Editorial Excerpts: 1962 to 1972
Editorial of the August 31, 1963, issue.
August 31, 1963
First Anniversary of Independence
“On Saturday, August 31st Trinidad celebrated the first anniversary of its independence. Catholics of the territory join with all other loyal citizens in rejoicing and in thanking God in reaching this milestone of national history without bloodshed or internal strife….It is the prayer of God’s Church, as Trinidad stands on the threshold of a new period of time that God may fortify us against attacks of evil from within and from without; that he may make us wise and seek the truth in all things and live honestly according to His Commandments….that he may draw all together in a true brotherhood which by his Grace will bring about that all may be one in Him Our Common Father.”
Front page of the August 29, 1964, issue.
August 29, 1964
No Time for Pessimism
“Two years is not a long time, either in the life of a country or an individual. This week we are celebrating the second anniversary of the Independence of Trinidad and Tobago and it is extremely difficult to make prophecies about our national well-being after a mere two years of independence. This however has not deterred several brave souls amongst us who will have us at the bottom of the sea in a few years to come! After two years one thing at least is certain—this is no time for pessimism…. Our future as a Nation is linked, necessarily we believe, to our Youth. Recently, our citizens have been subjected to continuous criticisms and denunciations of our young people which might lead some citizens to think that our youth are a corrupt degenerate immoral and generally useless group. ….We however do not believe this about our youth. We personally have come into contact with many fine young men and women who are, in themselves, an assurance for the country’s future well-being…”

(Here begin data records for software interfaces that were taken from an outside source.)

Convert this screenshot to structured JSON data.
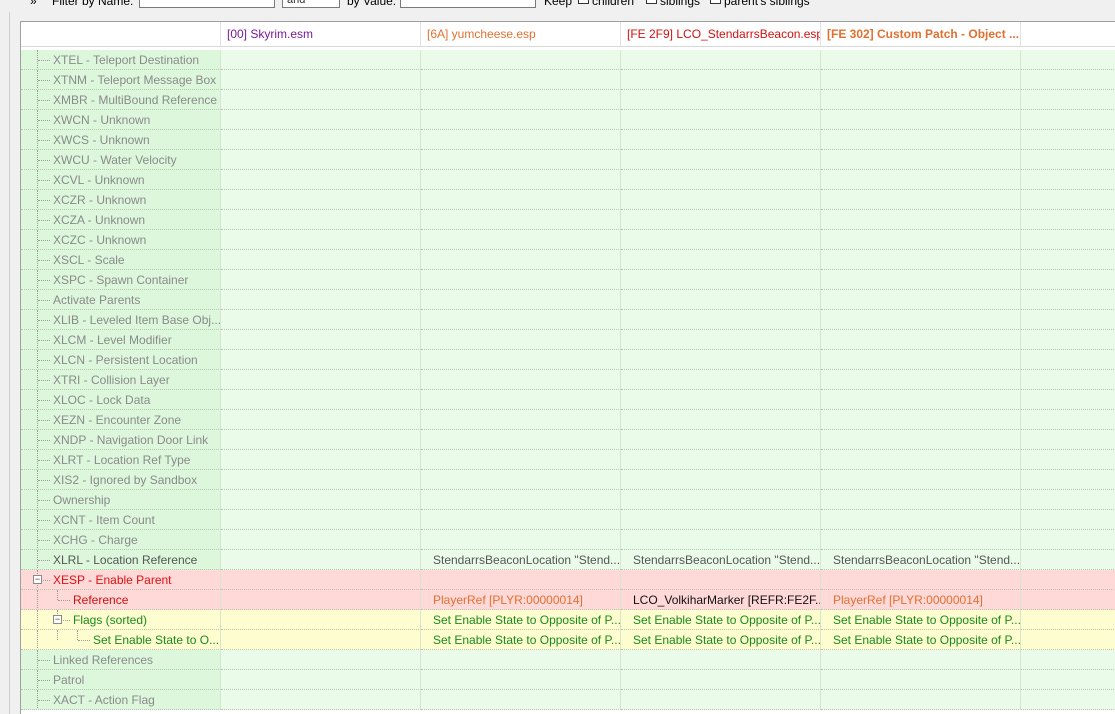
{
  "filter": {
    "name_label": "Filter by Name:",
    "name_value": "",
    "op_value": "and",
    "value_label": "by Value:",
    "value_value": "",
    "keep_label": "Keep",
    "children_label": "children",
    "siblings_label": "siblings",
    "parent_siblings_label": "parent's siblings"
  },
  "columns": [
    {
      "label": "[00] Skyrim.esm",
      "color": "#7a1a9a"
    },
    {
      "label": "[6A] yumcheese.esp",
      "color": "#e07030"
    },
    {
      "label": "[FE 2F9] LCO_StendarrsBeacon.esp",
      "color": "#d01010"
    },
    {
      "label": "[FE 302] Custom Patch - Object ...",
      "color": "#e07030"
    }
  ],
  "rows": [
    {
      "name": "XTEL - Teleport Destination",
      "values": [
        "",
        "",
        "",
        ""
      ]
    },
    {
      "name": "XTNM - Teleport Message Box",
      "values": [
        "",
        "",
        "",
        ""
      ]
    },
    {
      "name": "XMBR - MultiBound Reference",
      "values": [
        "",
        "",
        "",
        ""
      ]
    },
    {
      "name": "XWCN - Unknown",
      "values": [
        "",
        "",
        "",
        ""
      ]
    },
    {
      "name": "XWCS - Unknown",
      "values": [
        "",
        "",
        "",
        ""
      ]
    },
    {
      "name": "XWCU - Water Velocity",
      "values": [
        "",
        "",
        "",
        ""
      ]
    },
    {
      "name": "XCVL - Unknown",
      "values": [
        "",
        "",
        "",
        ""
      ]
    },
    {
      "name": "XCZR - Unknown",
      "values": [
        "",
        "",
        "",
        ""
      ]
    },
    {
      "name": "XCZA - Unknown",
      "values": [
        "",
        "",
        "",
        ""
      ]
    },
    {
      "name": "XCZC - Unknown",
      "values": [
        "",
        "",
        "",
        ""
      ]
    },
    {
      "name": "XSCL - Scale",
      "values": [
        "",
        "",
        "",
        ""
      ]
    },
    {
      "name": "XSPC - Spawn Container",
      "values": [
        "",
        "",
        "",
        ""
      ]
    },
    {
      "name": "Activate Parents",
      "values": [
        "",
        "",
        "",
        ""
      ]
    },
    {
      "name": "XLIB - Leveled Item Base Obj...",
      "values": [
        "",
        "",
        "",
        ""
      ]
    },
    {
      "name": "XLCM - Level Modifier",
      "values": [
        "",
        "",
        "",
        ""
      ]
    },
    {
      "name": "XLCN - Persistent Location",
      "values": [
        "",
        "",
        "",
        ""
      ]
    },
    {
      "name": "XTRI - Collision Layer",
      "values": [
        "",
        "",
        "",
        ""
      ]
    },
    {
      "name": "XLOC - Lock Data",
      "values": [
        "",
        "",
        "",
        ""
      ]
    },
    {
      "name": "XEZN - Encounter Zone",
      "values": [
        "",
        "",
        "",
        ""
      ]
    },
    {
      "name": "XNDP - Navigation Door Link",
      "values": [
        "",
        "",
        "",
        ""
      ]
    },
    {
      "name": "XLRT - Location Ref Type",
      "values": [
        "",
        "",
        "",
        ""
      ]
    },
    {
      "name": "XIS2 - Ignored by Sandbox",
      "values": [
        "",
        "",
        "",
        ""
      ]
    },
    {
      "name": "Ownership",
      "values": [
        "",
        "",
        "",
        ""
      ]
    },
    {
      "name": "XCNT - Item Count",
      "values": [
        "",
        "",
        "",
        ""
      ]
    },
    {
      "name": "XCHG - Charge",
      "values": [
        "",
        "",
        "",
        ""
      ]
    },
    {
      "name": "XLRL - Location Reference",
      "values": [
        "",
        "StendarrsBeaconLocation \"Stend...",
        "StendarrsBeaconLocation \"Stend...",
        "StendarrsBeaconLocation \"Stend..."
      ],
      "style": "xlrl"
    },
    {
      "name": "XESP - Enable Parent",
      "values": [
        "",
        "",
        "",
        ""
      ],
      "style": "xesp",
      "expander": "minus"
    },
    {
      "name": "Reference",
      "values": [
        "",
        "PlayerRef [PLYR:00000014]",
        "LCO_VolkiharMarker [REFR:FE2F...",
        "PlayerRef [PLYR:00000014]"
      ],
      "style": "ref",
      "indent": 1
    },
    {
      "name": "Flags (sorted)",
      "values": [
        "",
        "Set Enable State to Opposite of P...",
        "Set Enable State to Opposite of P...",
        "Set Enable State to Opposite of P..."
      ],
      "style": "flags",
      "indent": 1,
      "expander": "minus"
    },
    {
      "name": "Set Enable State to O...",
      "values": [
        "",
        "Set Enable State to Opposite of P...",
        "Set Enable State to Opposite of P...",
        "Set Enable State to Opposite of P..."
      ],
      "style": "flags",
      "indent": 2
    },
    {
      "name": "Linked References",
      "values": [
        "",
        "",
        "",
        ""
      ]
    },
    {
      "name": "Patrol",
      "values": [
        "",
        "",
        "",
        ""
      ]
    },
    {
      "name": "XACT - Action Flag",
      "values": [
        "",
        "",
        "",
        ""
      ]
    }
  ],
  "colors": {
    "default_name_bg": "#dcf7dc",
    "default_val_bg": "#eafbea",
    "xesp_bg": "#ffd8d8",
    "xesp_name_color": "#e01010",
    "ref_name_color": "#d01010",
    "flags_bg": "#fdfdd0",
    "flags_color": "#1a8a1a",
    "ref_orange": "#e07030",
    "ref_red": "#d01010"
  }
}
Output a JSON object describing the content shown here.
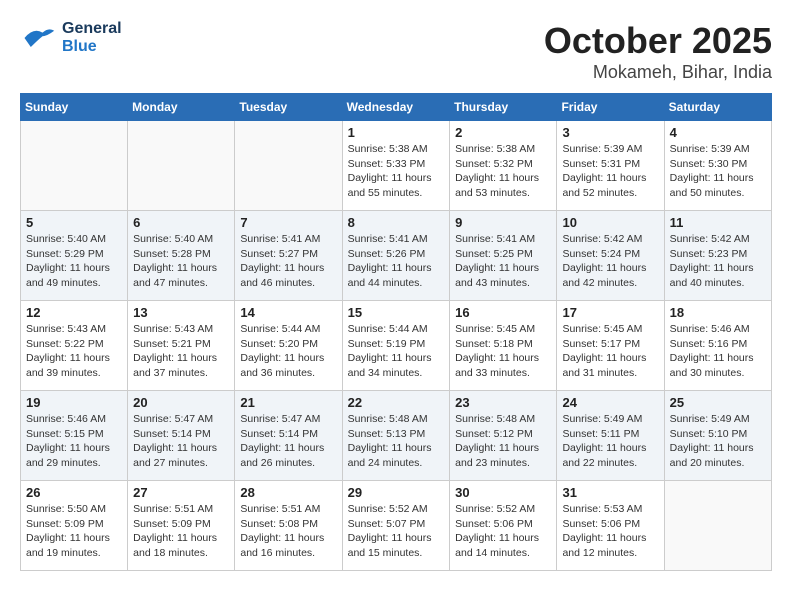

August 28, 1965
Development and the Church
“Independence celebrations remind us that the one recurring theme in today’s world is development… What are the great and changeless perspectives that the Catholic Church offers to guide human development? One might well begin with the basic principle of human dignity inherent and inalienable in man since he receives it in his very nature as a creature made in the image and likeness of the Eternal God. Any plan for development which does not respect human dignity is a bad plan whatever its beneficial immediate results may be in the material order. An important corollary of human dignity is human equality….”
Editorial of the August 30, 1969, issue.
August 30, 1969
Patriotism is shown in Generosity
“Patriotism is one of the little-mentioned virtues or good habits of the soul which help a person on the road to heaven. Few people are aware that it is something laudable in the eye of God to love, honour and respect one’s native land. This is one of the reasons why the Church has always maintained that good Catholics must make good citizens and patriots and has ever been opposed to the view expressed by some governments that because of their spiritual allegiance to the Pope in Rome that Catholics could not be depended on in time of crisis….Christ was not satisfied with a minimum of responsibility, and lip-service. He demanded generosity.”
Editorial of the August 29, 1970, issue.
August 29, 1970
A Vital Duty to Our Country
“A man’s duty does not begin and end with his vote on election day….Also most important is the effort to communicate with an elected official so as to influence his decision along lines considered sound and just. Only through this continuous process of influencing political decision can democracy be fully effective. As we celebrate Independence Day 1970, we cannot claim to be patriots if our duty to our country is fulfilled by our attendance at parades and parties; to merit the name ‘patriot’ we must also seek to influence Government’s final draft of the Public Order Act, a matter that concerns the fundamental rights of all citizens.”
Editorial of the August 26, 1971, issue.
August 26, 1971
“On Tuesday coming, Independence Day, the Nation will pause in the midst of its toil to take a look at itself, to consider the past that is behind and the future that lies ahead…Independence does make us responsible for a better spiritual, moral, social and psychological experience for our people….The Church has been all along trying to help form “the new Caribbean man”, for example, through the Ordination of local young men to the priesthood, by the acceptance of local men and women as brothers and nuns, by West Indianising the liturgy as far as possible and so on….All this effort on the part of the Church, we feel will contribute to the common post-Independence effort to create in our midst a unique and distinctive West Indian personality.”
Front page of the August 27, 1972, issue.
August 27, 1972
Finding out who really cares
“…We make bold to say that the first ten years of National Independence has shown no signs of greater interest in the people of Trinidad and Tobago than witnessed during colonialism. One gets the clear impression that in place of the British masters, leaders of all political parties have been trying to impose rule of their parties in place of the British Government. We find little to offer indeed, by way of proof that politicians in this country have the interests of all citizens at heart…..In an outspoken, though glossed-over statement last week, the heads of all the religious bodies in Trinidad and Tobago, the Inter-Religious Organisation, stated this very point in other words: ‘Our young nation is too bedevilled by ill-will, denigration and hate…Our nation cannot go forward with confidence unless there is improvement in this vital area; and we appeal to all, especially to opposing political groups, to exercise their essential right to dissent in a manner worthy of an educated, civilised society’.”
The centre pages of the September 8, 1962, issue are dedicated to the children.
The front page of the September 8, 1962, issue, the first issue after Independence.
The back page of the August 27, 1966, issue.